Required work: Report how many lines below contain the word "WEST". Write only that number.

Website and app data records

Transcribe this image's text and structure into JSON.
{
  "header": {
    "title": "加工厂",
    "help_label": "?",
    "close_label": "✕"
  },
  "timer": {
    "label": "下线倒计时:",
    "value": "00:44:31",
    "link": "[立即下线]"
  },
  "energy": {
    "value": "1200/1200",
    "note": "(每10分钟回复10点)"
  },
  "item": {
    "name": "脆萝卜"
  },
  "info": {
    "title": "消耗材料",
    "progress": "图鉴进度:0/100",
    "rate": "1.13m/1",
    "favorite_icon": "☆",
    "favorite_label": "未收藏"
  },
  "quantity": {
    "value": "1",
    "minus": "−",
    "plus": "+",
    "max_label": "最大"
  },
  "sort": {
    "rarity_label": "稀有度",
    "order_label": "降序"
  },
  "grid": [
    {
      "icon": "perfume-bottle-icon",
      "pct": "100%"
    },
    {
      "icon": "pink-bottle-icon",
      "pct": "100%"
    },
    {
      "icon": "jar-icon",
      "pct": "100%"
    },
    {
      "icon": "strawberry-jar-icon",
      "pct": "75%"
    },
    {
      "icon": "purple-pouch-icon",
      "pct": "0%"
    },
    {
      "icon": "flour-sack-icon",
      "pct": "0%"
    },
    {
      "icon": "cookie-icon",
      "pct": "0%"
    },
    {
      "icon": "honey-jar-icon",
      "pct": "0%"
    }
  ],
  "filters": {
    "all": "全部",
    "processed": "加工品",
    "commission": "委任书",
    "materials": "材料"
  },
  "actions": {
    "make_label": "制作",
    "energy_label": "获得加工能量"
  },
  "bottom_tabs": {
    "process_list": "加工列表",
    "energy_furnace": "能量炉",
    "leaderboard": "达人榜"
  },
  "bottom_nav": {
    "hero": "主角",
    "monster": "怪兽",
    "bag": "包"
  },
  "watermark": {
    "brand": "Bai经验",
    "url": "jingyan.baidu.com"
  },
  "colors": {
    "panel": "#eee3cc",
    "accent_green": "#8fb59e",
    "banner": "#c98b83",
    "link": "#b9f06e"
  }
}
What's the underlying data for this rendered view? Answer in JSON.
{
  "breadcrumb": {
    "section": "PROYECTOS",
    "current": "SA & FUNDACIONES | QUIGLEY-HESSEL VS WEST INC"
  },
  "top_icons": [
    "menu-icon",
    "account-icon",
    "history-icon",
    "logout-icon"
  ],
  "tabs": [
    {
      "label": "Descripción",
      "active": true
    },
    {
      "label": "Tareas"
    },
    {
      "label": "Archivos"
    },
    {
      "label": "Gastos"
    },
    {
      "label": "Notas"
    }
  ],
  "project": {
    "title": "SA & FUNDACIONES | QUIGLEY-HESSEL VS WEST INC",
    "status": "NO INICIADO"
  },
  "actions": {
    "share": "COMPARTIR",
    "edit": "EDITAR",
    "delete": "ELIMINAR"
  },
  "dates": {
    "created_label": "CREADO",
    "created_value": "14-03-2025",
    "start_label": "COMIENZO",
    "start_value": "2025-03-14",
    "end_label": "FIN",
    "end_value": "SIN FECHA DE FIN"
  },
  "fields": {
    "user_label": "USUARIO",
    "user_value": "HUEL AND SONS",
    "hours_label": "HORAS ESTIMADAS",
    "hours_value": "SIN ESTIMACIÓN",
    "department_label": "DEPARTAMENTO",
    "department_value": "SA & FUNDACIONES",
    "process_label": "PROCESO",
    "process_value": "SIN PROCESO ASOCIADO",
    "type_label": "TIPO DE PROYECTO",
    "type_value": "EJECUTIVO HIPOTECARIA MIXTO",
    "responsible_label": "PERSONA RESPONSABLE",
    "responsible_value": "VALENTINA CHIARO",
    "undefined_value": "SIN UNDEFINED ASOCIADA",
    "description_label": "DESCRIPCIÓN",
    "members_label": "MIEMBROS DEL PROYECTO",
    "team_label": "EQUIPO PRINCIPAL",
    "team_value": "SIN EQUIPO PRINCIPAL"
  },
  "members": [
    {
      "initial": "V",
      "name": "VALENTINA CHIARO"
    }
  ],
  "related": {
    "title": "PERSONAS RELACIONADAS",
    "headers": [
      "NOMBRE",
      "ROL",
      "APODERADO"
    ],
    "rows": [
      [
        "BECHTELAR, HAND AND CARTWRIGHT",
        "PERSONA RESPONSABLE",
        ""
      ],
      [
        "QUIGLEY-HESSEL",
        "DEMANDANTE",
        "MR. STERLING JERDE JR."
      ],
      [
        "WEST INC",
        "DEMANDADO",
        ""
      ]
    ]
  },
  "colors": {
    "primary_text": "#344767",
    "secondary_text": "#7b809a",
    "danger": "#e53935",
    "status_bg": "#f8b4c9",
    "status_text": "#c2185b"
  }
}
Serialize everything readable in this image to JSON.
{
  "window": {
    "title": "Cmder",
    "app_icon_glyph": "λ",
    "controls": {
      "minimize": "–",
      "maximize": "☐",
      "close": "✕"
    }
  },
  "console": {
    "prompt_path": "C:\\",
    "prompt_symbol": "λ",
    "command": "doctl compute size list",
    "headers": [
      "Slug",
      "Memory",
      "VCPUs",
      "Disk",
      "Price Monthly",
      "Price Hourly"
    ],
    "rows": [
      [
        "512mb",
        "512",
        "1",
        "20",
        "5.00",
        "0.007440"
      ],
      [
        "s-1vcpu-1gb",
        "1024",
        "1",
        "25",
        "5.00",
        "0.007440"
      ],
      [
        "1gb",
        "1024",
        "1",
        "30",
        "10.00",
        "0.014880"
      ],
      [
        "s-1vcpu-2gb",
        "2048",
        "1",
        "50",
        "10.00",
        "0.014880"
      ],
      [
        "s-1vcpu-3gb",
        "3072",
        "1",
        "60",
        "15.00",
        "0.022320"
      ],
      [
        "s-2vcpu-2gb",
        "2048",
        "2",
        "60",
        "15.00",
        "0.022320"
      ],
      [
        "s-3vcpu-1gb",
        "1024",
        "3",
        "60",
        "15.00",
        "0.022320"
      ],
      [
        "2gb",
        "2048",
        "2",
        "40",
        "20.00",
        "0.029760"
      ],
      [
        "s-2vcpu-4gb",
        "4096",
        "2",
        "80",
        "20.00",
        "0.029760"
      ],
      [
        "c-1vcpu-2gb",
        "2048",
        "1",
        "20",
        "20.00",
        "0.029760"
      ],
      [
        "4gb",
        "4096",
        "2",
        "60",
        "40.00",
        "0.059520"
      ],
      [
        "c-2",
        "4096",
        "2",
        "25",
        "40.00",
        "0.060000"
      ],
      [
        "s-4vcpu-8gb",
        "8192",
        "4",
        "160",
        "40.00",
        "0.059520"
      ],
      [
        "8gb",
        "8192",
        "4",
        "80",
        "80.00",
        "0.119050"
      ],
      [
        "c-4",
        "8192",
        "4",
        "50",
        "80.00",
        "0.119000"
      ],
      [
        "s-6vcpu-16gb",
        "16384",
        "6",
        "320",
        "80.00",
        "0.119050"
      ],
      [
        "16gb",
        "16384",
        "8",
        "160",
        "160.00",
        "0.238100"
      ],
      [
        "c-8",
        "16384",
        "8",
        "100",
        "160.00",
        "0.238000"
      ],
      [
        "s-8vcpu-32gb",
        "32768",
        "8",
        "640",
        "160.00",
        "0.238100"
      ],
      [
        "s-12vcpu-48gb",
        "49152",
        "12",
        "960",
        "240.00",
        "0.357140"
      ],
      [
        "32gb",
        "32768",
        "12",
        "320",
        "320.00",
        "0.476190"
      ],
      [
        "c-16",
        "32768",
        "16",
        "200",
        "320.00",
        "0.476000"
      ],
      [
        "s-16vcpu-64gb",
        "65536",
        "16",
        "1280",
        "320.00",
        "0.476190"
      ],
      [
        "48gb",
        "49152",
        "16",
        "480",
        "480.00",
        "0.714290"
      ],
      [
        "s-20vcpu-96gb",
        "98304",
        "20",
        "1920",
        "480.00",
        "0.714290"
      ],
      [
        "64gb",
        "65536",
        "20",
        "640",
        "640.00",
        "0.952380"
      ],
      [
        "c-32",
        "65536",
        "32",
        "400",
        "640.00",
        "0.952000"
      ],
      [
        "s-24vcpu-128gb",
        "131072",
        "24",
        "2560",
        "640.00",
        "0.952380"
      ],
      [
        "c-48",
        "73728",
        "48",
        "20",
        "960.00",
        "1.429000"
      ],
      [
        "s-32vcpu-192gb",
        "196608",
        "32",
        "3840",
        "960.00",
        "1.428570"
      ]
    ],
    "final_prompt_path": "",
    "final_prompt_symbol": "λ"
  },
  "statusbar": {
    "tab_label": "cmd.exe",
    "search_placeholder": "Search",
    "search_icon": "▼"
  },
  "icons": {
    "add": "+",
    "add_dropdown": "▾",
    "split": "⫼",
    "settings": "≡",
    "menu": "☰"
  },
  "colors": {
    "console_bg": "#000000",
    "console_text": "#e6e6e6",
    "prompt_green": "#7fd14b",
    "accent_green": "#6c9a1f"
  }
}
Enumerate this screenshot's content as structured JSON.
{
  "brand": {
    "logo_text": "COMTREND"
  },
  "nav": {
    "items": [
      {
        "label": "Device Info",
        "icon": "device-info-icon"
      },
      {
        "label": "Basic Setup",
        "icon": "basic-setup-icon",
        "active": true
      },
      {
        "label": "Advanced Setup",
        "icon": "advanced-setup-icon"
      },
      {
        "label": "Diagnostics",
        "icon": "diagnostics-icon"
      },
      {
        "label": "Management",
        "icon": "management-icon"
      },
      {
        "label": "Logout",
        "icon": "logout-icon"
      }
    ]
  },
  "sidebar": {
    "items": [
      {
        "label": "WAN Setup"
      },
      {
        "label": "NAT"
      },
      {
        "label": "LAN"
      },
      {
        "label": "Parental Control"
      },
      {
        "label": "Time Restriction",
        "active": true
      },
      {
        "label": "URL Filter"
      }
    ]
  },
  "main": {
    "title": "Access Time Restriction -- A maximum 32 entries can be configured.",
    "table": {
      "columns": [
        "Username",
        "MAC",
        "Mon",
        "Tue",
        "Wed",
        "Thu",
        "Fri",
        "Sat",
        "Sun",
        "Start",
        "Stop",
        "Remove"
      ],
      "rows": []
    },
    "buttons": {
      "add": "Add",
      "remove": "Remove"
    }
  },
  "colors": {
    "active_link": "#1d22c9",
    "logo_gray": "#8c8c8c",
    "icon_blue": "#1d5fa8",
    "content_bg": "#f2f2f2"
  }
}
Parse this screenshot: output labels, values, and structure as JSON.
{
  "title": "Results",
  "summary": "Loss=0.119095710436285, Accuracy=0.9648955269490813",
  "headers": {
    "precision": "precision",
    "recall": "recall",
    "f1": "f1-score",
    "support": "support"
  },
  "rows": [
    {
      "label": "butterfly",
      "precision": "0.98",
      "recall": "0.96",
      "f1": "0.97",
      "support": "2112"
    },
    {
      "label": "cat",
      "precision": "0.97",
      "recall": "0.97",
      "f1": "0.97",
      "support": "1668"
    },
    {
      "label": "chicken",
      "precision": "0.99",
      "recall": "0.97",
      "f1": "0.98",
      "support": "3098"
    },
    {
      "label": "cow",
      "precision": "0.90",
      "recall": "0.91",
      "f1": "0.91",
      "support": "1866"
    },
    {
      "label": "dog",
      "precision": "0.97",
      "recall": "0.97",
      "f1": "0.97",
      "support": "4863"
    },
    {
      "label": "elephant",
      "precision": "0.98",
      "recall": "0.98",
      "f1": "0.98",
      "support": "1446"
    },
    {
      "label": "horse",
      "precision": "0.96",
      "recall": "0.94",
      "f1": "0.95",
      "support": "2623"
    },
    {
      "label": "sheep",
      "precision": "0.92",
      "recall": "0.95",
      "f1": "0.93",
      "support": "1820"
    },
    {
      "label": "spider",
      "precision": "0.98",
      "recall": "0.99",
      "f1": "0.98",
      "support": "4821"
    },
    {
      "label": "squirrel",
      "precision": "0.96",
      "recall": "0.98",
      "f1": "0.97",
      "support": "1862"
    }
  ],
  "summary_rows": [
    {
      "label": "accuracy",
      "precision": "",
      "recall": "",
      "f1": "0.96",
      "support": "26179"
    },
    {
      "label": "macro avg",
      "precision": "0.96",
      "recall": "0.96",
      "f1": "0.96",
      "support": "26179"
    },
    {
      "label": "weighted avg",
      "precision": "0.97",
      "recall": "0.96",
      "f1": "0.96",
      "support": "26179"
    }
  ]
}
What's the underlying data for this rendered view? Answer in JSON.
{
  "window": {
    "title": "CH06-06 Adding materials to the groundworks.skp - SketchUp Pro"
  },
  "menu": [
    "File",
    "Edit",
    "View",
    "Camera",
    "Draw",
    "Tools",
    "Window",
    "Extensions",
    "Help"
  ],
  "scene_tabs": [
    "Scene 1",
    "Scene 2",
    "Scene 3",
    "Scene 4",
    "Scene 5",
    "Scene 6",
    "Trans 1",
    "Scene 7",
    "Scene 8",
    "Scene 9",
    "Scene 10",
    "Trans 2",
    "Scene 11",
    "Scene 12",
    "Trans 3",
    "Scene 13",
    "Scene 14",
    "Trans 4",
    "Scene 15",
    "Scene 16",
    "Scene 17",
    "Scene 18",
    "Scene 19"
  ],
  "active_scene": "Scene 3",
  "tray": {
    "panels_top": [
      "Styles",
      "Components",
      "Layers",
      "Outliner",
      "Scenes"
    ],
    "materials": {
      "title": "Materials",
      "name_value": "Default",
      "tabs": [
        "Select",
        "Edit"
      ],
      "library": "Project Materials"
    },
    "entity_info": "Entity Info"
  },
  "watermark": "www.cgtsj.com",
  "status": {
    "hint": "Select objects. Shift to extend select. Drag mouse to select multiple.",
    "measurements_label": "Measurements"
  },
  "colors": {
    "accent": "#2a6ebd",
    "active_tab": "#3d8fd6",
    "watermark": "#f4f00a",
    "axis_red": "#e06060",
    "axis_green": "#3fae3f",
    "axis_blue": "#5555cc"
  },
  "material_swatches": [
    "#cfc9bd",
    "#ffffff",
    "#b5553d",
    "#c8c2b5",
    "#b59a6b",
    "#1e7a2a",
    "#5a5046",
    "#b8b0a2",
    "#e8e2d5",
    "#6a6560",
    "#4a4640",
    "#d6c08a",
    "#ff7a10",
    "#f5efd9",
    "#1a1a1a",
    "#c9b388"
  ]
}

Output: 3